## Instructions for the task
The entries below are to be repeated exactly, with the pictures left out.

____________

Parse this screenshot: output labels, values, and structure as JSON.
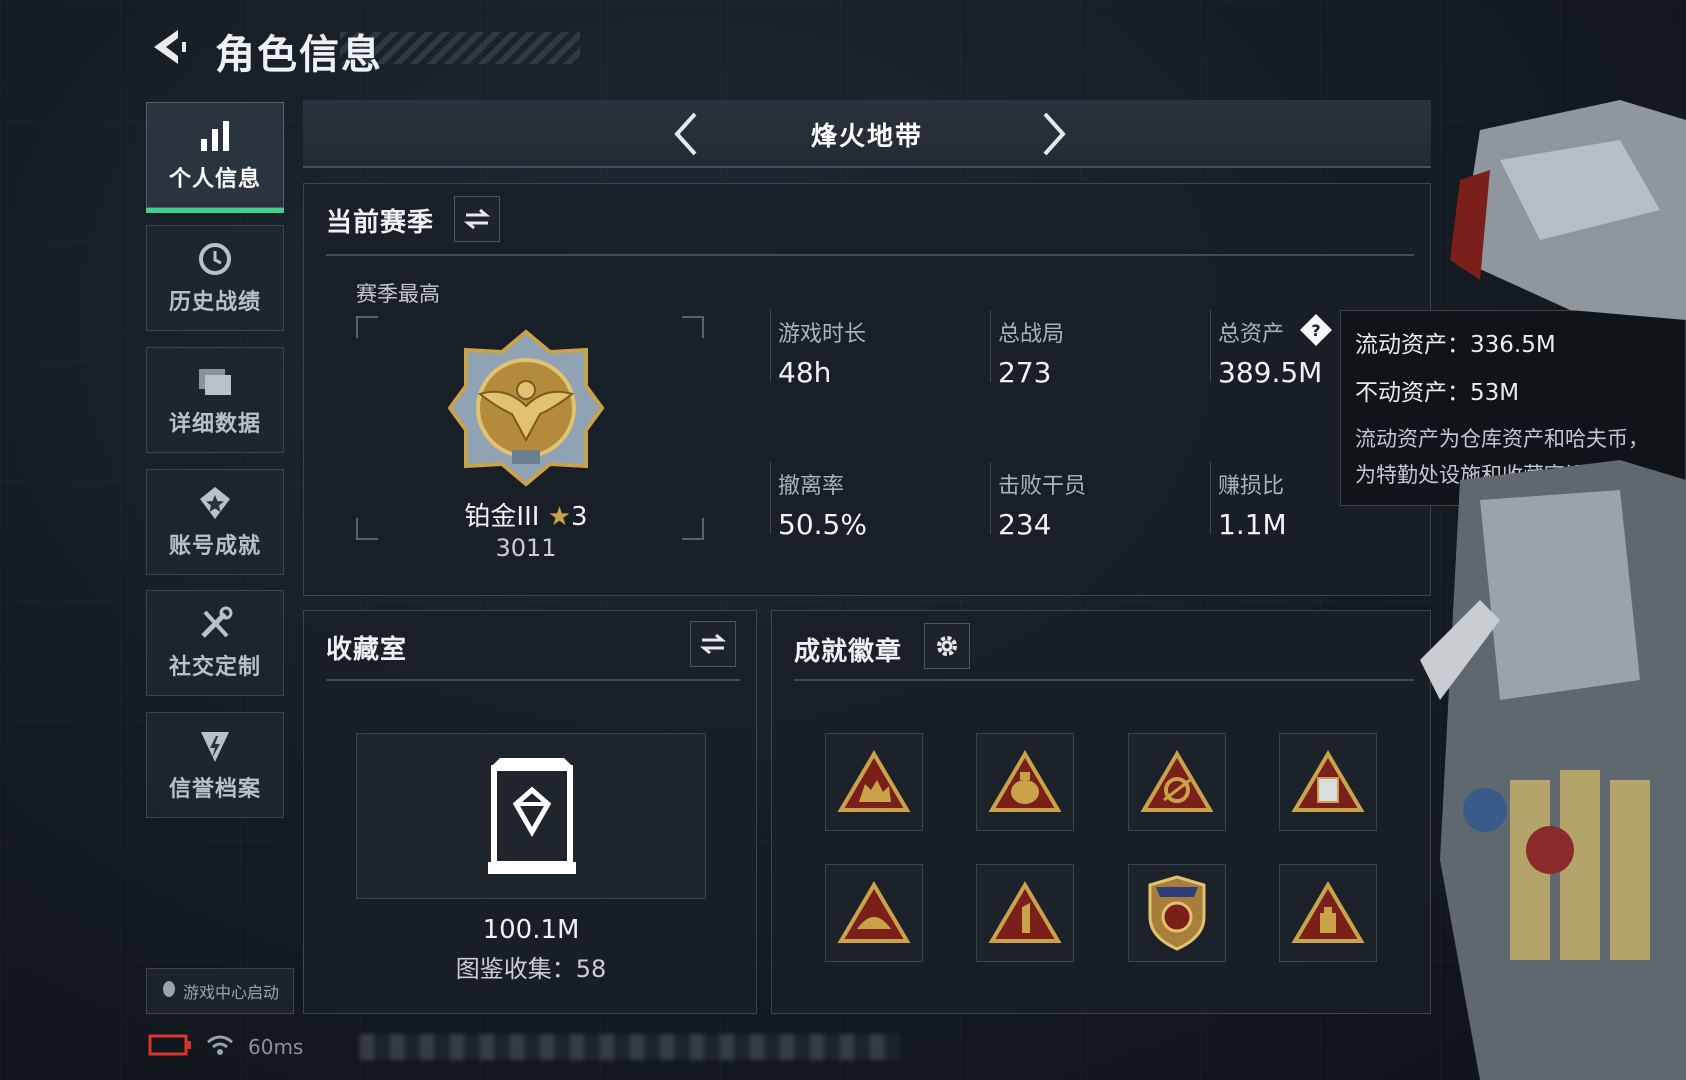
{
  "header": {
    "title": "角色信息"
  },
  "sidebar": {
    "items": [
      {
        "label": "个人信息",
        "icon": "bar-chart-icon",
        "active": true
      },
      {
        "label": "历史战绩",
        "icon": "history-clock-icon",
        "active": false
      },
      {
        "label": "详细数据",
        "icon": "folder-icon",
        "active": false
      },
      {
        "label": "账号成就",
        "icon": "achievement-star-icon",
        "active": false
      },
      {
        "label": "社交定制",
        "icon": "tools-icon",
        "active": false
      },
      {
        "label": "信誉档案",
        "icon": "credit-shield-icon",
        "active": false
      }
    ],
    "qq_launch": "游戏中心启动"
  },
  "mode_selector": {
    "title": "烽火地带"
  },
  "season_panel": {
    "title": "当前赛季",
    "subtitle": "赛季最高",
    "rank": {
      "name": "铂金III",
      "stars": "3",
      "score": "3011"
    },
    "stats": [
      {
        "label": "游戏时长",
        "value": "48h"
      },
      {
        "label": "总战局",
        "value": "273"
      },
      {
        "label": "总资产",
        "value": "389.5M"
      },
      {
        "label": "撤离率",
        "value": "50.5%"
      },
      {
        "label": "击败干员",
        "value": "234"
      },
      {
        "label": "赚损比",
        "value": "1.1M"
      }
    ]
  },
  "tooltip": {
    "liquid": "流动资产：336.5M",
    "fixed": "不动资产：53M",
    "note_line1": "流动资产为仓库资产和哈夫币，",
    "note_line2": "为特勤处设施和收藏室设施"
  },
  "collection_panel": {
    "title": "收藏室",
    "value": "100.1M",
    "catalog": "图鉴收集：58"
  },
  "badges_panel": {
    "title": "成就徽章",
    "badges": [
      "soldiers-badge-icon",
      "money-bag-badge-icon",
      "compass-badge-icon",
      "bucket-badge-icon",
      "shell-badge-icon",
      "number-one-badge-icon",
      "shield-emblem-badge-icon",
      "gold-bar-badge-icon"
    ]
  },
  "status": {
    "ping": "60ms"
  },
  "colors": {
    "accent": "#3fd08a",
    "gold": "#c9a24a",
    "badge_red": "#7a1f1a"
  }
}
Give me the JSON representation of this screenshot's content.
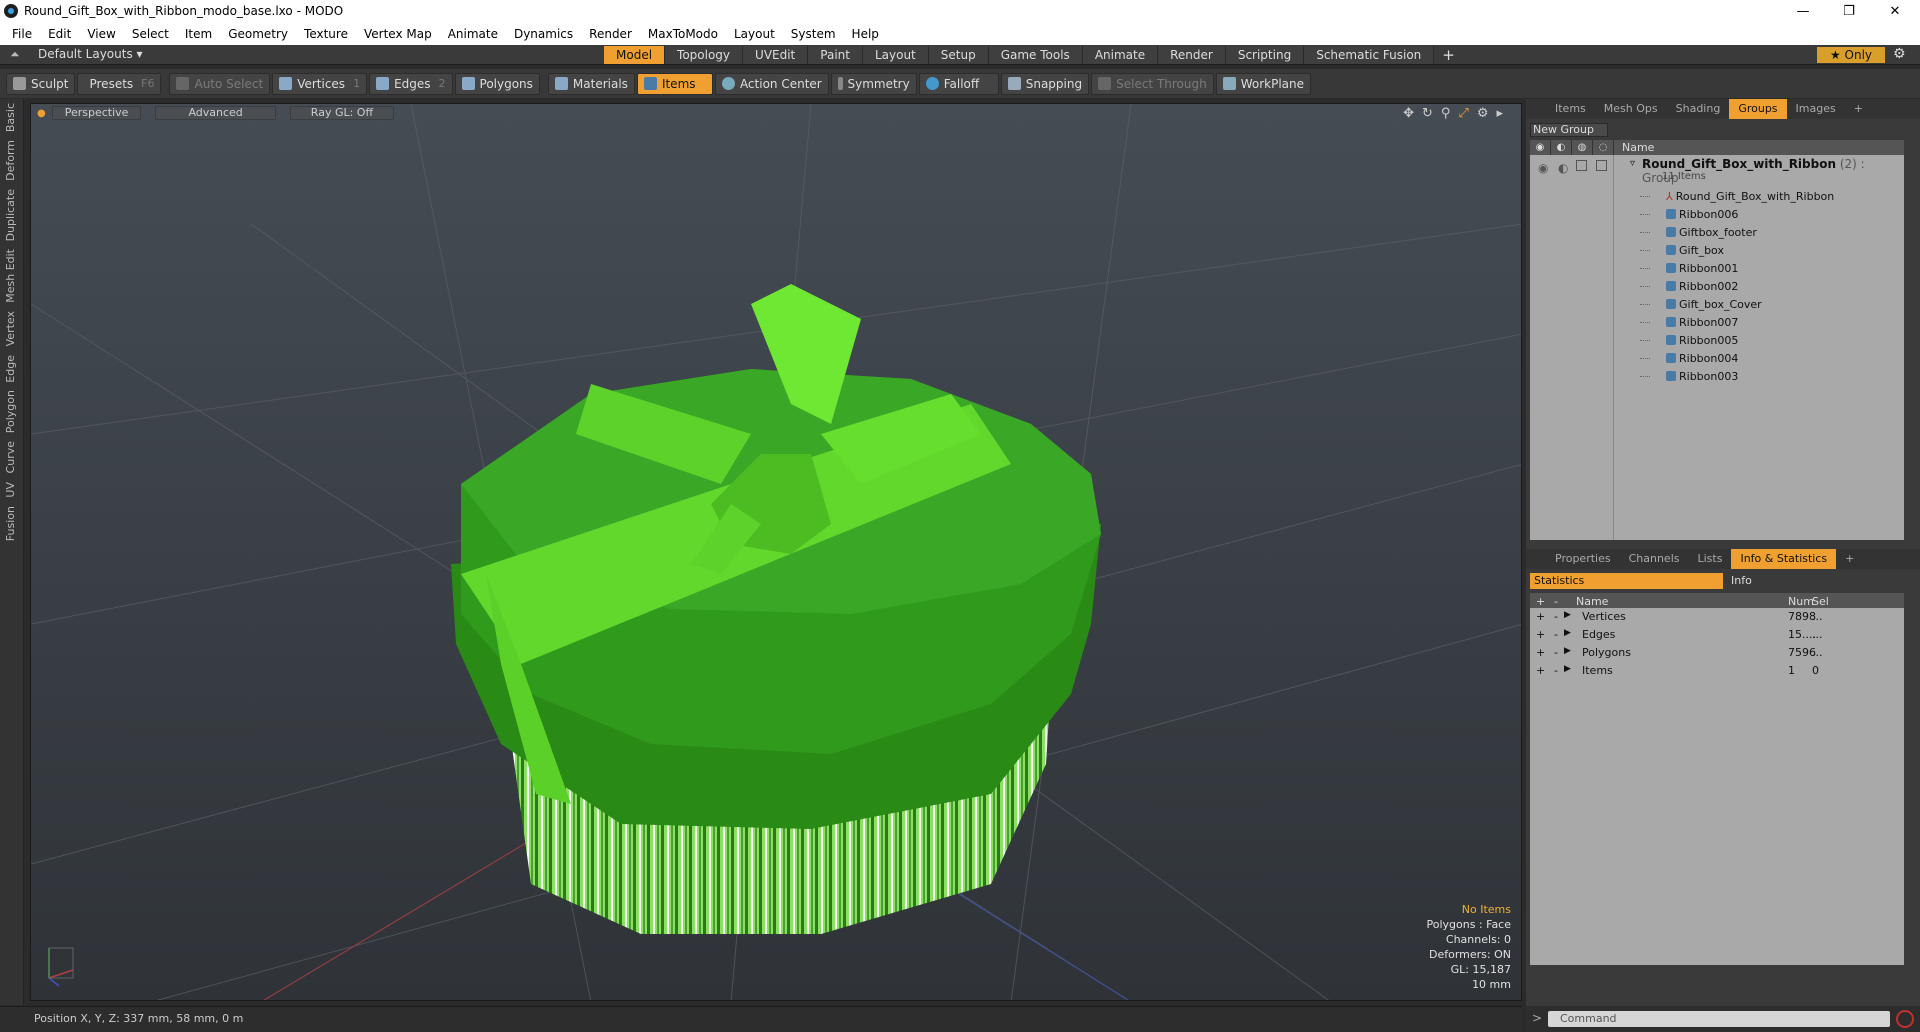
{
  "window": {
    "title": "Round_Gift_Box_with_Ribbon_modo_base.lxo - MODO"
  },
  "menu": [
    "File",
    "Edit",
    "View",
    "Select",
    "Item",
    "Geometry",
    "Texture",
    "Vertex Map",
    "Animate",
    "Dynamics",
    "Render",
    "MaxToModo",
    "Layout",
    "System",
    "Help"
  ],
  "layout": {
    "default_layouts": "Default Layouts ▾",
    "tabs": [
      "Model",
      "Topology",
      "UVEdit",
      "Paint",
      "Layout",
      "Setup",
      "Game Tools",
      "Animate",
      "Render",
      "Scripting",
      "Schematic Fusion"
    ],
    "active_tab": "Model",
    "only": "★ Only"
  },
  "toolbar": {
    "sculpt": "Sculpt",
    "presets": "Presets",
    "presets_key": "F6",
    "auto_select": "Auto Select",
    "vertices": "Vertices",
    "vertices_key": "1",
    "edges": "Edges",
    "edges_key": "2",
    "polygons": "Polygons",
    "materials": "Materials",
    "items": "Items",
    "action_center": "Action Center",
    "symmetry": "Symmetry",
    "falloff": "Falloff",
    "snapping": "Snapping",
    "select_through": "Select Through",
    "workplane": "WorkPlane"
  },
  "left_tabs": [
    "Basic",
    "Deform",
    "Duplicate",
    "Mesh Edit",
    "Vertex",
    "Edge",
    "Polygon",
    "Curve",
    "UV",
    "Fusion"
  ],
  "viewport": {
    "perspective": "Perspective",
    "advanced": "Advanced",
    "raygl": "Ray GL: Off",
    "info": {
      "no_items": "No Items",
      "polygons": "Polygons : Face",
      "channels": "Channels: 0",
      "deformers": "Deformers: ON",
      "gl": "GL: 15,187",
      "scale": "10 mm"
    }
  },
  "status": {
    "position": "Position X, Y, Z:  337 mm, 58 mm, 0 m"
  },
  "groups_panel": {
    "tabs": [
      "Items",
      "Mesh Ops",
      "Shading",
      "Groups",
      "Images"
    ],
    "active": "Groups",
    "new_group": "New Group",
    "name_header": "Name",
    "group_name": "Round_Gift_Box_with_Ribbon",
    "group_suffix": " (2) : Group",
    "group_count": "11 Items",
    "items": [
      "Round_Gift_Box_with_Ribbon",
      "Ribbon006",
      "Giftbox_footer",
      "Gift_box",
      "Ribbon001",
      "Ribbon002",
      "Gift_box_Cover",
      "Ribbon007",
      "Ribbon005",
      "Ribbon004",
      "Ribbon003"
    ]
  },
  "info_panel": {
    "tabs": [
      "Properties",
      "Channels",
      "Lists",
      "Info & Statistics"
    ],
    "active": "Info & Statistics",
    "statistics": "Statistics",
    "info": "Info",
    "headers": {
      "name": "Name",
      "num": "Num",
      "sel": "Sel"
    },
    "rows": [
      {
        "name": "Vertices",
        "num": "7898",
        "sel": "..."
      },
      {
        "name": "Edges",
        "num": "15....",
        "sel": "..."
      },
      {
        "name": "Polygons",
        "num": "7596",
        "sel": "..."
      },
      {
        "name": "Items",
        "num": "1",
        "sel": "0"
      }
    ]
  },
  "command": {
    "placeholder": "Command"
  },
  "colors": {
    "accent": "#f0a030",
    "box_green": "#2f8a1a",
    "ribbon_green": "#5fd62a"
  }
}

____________

## Response area
Parse this screenshot: output labels, values, and structure as JSON.
{
  "header": {
    "title": "角色信息"
  },
  "sidebar": {
    "items": [
      {
        "label": "个人信息",
        "icon": "bar-chart-icon",
        "active": true
      },
      {
        "label": "历史战绩",
        "icon": "history-clock-icon",
        "active": false
      },
      {
        "label": "详细数据",
        "icon": "folder-icon",
        "active": false
      },
      {
        "label": "账号成就",
        "icon": "achievement-star-icon",
        "active": false
      },
      {
        "label": "社交定制",
        "icon": "tools-icon",
        "active": false
      },
      {
        "label": "信誉档案",
        "icon": "credit-shield-icon",
        "active": false
      }
    ],
    "qq_launch": "游戏中心启动"
  },
  "mode_selector": {
    "title": "烽火地带"
  },
  "season_panel": {
    "title": "当前赛季",
    "subtitle": "赛季最高",
    "rank": {
      "name": "铂金III",
      "stars": "3",
      "score": "3011"
    },
    "stats": [
      {
        "label": "游戏时长",
        "value": "48h"
      },
      {
        "label": "总战局",
        "value": "273"
      },
      {
        "label": "总资产",
        "value": "389.5M"
      },
      {
        "label": "撤离率",
        "value": "50.5%"
      },
      {
        "label": "击败干员",
        "value": "234"
      },
      {
        "label": "赚损比",
        "value": "1.1M"
      }
    ]
  },
  "tooltip": {
    "liquid": "流动资产：336.5M",
    "fixed": "不动资产：53M",
    "note_line1": "流动资产为仓库资产和哈夫币，",
    "note_line2": "为特勤处设施和收藏室设施"
  },
  "collection_panel": {
    "title": "收藏室",
    "value": "100.1M",
    "catalog": "图鉴收集：58"
  },
  "badges_panel": {
    "title": "成就徽章",
    "badges": [
      "soldiers-badge-icon",
      "money-bag-badge-icon",
      "compass-badge-icon",
      "bucket-badge-icon",
      "shell-badge-icon",
      "number-one-badge-icon",
      "shield-emblem-badge-icon",
      "gold-bar-badge-icon"
    ]
  },
  "status": {
    "ping": "60ms"
  },
  "colors": {
    "accent": "#3fd08a",
    "gold": "#c9a24a",
    "badge_red": "#7a1f1a"
  }
}
Give me the JSON representation of this screenshot's content.
{
  "window": {
    "title": "Round_Gift_Box_with_Ribbon_modo_base.lxo - MODO"
  },
  "menu": [
    "File",
    "Edit",
    "View",
    "Select",
    "Item",
    "Geometry",
    "Texture",
    "Vertex Map",
    "Animate",
    "Dynamics",
    "Render",
    "MaxToModo",
    "Layout",
    "System",
    "Help"
  ],
  "layout": {
    "default_layouts": "Default Layouts ▾",
    "tabs": [
      "Model",
      "Topology",
      "UVEdit",
      "Paint",
      "Layout",
      "Setup",
      "Game Tools",
      "Animate",
      "Render",
      "Scripting",
      "Schematic Fusion"
    ],
    "active_tab": "Model",
    "only": "★ Only"
  },
  "toolbar": {
    "sculpt": "Sculpt",
    "presets": "Presets",
    "presets_key": "F6",
    "auto_select": "Auto Select",
    "vertices": "Vertices",
    "vertices_key": "1",
    "edges": "Edges",
    "edges_key": "2",
    "polygons": "Polygons",
    "materials": "Materials",
    "items": "Items",
    "action_center": "Action Center",
    "symmetry": "Symmetry",
    "falloff": "Falloff",
    "snapping": "Snapping",
    "select_through": "Select Through",
    "workplane": "WorkPlane"
  },
  "left_tabs": [
    "Basic",
    "Deform",
    "Duplicate",
    "Mesh Edit",
    "Vertex",
    "Edge",
    "Polygon",
    "Curve",
    "UV",
    "Fusion"
  ],
  "viewport": {
    "perspective": "Perspective",
    "advanced": "Advanced",
    "raygl": "Ray GL: Off",
    "info": {
      "no_items": "No Items",
      "polygons": "Polygons : Face",
      "channels": "Channels: 0",
      "deformers": "Deformers: ON",
      "gl": "GL: 15,187",
      "scale": "10 mm"
    }
  },
  "status": {
    "position": "Position X, Y, Z:  337 mm, 58 mm, 0 m"
  },
  "groups_panel": {
    "tabs": [
      "Items",
      "Mesh Ops",
      "Shading",
      "Groups",
      "Images"
    ],
    "active": "Groups",
    "new_group": "New Group",
    "name_header": "Name",
    "group_name": "Round_Gift_Box_with_Ribbon",
    "group_suffix": " (2) : Group",
    "group_count": "11 Items",
    "items": [
      "Round_Gift_Box_with_Ribbon",
      "Ribbon006",
      "Giftbox_footer",
      "Gift_box",
      "Ribbon001",
      "Ribbon002",
      "Gift_box_Cover",
      "Ribbon007",
      "Ribbon005",
      "Ribbon004",
      "Ribbon003"
    ]
  },
  "info_panel": {
    "tabs": [
      "Properties",
      "Channels",
      "Lists",
      "Info & Statistics"
    ],
    "active": "Info & Statistics",
    "statistics": "Statistics",
    "info": "Info",
    "headers": {
      "name": "Name",
      "num": "Num",
      "sel": "Sel"
    },
    "rows": [
      {
        "name": "Vertices",
        "num": "7898",
        "sel": "..."
      },
      {
        "name": "Edges",
        "num": "15....",
        "sel": "..."
      },
      {
        "name": "Polygons",
        "num": "7596",
        "sel": "..."
      },
      {
        "name": "Items",
        "num": "1",
        "sel": "0"
      }
    ]
  },
  "command": {
    "placeholder": "Command"
  },
  "colors": {
    "accent": "#f0a030",
    "box_green": "#2f8a1a",
    "ribbon_green": "#5fd62a"
  }
}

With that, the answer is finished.